◆ WHAT YOU WILL DO
Reproduce the data in full, exactly as given, leaving images out.

◆ EXTRACTED RECORDS
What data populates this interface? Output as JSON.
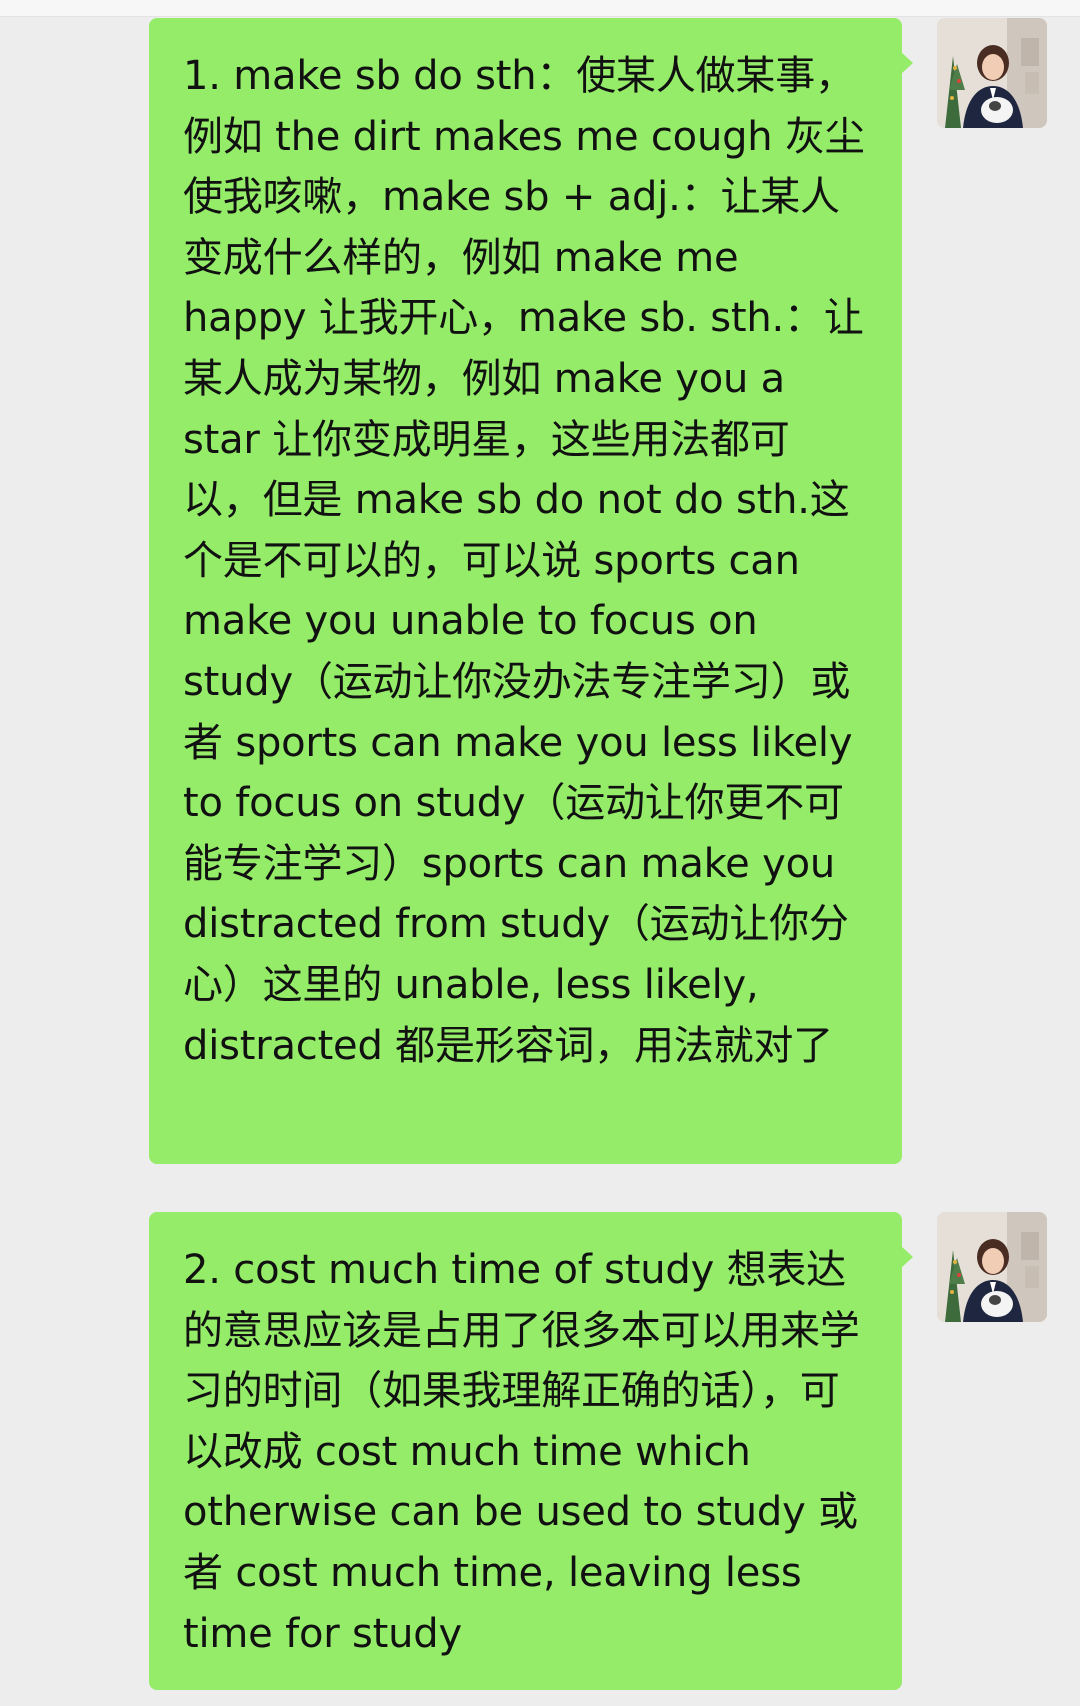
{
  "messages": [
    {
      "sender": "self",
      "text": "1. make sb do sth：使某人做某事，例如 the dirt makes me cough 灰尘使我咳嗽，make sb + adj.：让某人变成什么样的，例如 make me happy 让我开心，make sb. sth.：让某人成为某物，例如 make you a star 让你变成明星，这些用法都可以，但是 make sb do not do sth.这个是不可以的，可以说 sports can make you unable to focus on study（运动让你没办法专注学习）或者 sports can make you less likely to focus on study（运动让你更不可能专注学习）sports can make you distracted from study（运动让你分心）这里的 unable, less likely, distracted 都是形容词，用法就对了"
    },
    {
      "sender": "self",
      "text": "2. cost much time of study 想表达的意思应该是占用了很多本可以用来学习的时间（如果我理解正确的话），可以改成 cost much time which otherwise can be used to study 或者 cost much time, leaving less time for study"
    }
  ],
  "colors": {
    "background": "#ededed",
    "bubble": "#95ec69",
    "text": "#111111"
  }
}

◆ RESPONSE
What data populates this interface? Output as JSON.
{
  "messages": [
    {
      "sender": "self",
      "text": "1. make sb do sth：使某人做某事，例如 the dirt makes me cough 灰尘使我咳嗽，make sb + adj.：让某人变成什么样的，例如 make me happy 让我开心，make sb. sth.：让某人成为某物，例如 make you a star 让你变成明星，这些用法都可以，但是 make sb do not do sth.这个是不可以的，可以说 sports can make you unable to focus on study（运动让你没办法专注学习）或者 sports can make you less likely to focus on study（运动让你更不可能专注学习）sports can make you distracted from study（运动让你分心）这里的 unable, less likely, distracted 都是形容词，用法就对了"
    },
    {
      "sender": "self",
      "text": "2. cost much time of study 想表达的意思应该是占用了很多本可以用来学习的时间（如果我理解正确的话），可以改成 cost much time which otherwise can be used to study 或者 cost much time, leaving less time for study"
    }
  ],
  "colors": {
    "background": "#ededed",
    "bubble": "#95ec69",
    "text": "#111111"
  }
}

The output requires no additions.